There are more than 360 species of known sharks. Below is a list of some that we have seen and measured during our survey. The IUCN red list (International Union for Conservation of Nature and Natural Resources) classify these sharks with a status:

Atlantic Sharpnose Shark – Least Concern
Blacknose Shark – Near Threatened
Silky Shark – Near Threatened
Tiger Shark – Near Threatened
Lemon Shark – Near Threatened
Dusky Shark – Vulnerable
Sandbar Shark – Vulnerable
Scalloped Hammerhead – Endangered

During my shift, we sometimes catch things we do not intend to catch.  We might reel in fish or other sea creatures that get caught on the hooks. This is called “bycatch”. While everything is done to try to catch only the things we are interested in studying, bycatch occasionally happens. The fish are only on our line for 1 hour, so their survival rates are pretty good. Our bycatch data is a very important element and also contributes to management plans for a number of species like snappers and groupers.

longline gear

Our longline gear includes two high flyer buoys, and hooks that are weighted down so they reach the bottom.

Just the other day, we caught a remora (a suckerfish that attaches itself to a shark’s side). Remoras and sharks have a commensalism relationship – the remora gets leftover food bits after the shark eats, but the shark gets no benefit from the remora. We quickly took down its measurements in order to get it back into the water quickly. Other bycatch included an eel, and black sea bass.

sharksucker

This sharksucker is an example of bycatch.

moray eel

This moray eel accidentally found its way onto a hook.

black sea bass

Bycatch - a black sea bass.

otoliths

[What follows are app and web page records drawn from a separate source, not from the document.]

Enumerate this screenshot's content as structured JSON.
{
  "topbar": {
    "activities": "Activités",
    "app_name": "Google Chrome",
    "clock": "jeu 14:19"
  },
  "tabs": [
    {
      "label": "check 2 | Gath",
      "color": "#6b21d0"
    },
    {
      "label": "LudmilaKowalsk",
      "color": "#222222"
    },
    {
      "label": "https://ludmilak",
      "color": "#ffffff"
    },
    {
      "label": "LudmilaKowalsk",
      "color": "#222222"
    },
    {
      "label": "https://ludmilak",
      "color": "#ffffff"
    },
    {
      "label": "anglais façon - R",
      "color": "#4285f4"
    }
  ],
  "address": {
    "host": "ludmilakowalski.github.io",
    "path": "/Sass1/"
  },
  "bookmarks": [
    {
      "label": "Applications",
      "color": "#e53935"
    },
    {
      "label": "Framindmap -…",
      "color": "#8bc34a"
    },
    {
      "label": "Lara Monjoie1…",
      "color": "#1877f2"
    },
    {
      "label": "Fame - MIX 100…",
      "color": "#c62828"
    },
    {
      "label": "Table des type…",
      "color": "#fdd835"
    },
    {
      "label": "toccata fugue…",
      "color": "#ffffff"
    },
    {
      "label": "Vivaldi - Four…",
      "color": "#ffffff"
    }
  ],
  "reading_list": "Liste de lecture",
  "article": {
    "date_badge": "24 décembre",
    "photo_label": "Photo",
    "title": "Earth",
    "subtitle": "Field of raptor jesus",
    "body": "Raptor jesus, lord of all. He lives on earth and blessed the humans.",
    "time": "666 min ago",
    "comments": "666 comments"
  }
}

This otolith (tiny white bone in center) helps this red snapper with its sense of balance.

We also caught a red snapper. Our chief scientist, Mark, showed me the two small, tiny ear bones called “otoliths” in the snapper’s head. These bones provide the fish with a sense of balance – kind of like the way our inner ear provides us with information on where we are in space (am I upside down, right side up, left, right?). You can tell the age of a snapper by counting the annual growth rings on the otoliths just like counting growth rings on a tree.

Personal Log

My experience aboard the Oregon II has given me a better understanding of the vulnerability of some shark species. While many of us may think that sharks can be threatening to humans, it is more accurate the other way around. Sharks are more threatened by humans than humans are threatened by sharks. This is due to our human behaviors (mentioned above).

Today I saw dolphins following our boat off the bow.  There were about 6  or 7 of them all swimming together in a synchronized pattern (popping up for air all at the same time).  It was really quite a treat to watch.

I’m also amazed by the amount of stars in the sky.  With the lights off on the bow, you can really see a lot of stars.  I was also able to see the milky way.  There have been many storms off the horizon which are really cool to watch at night.  The whole sky lights up with lightning  in the distance, so I sat and watched for a while.  With tropical storm Emily coming upon us, we may have to return to port earlier than planned, but nothing is set in stone just yet.  I hope we don’t have to end the survey early.

Species Seen :

Tiger Shark
Atlantic Sharpnose
Nurse Shark
Barracuda
Remora
Black Sea Bass
Snowy Grouper
Atlantic Spotted Dolphins
Loggerhead Turtle
Homo Sapiens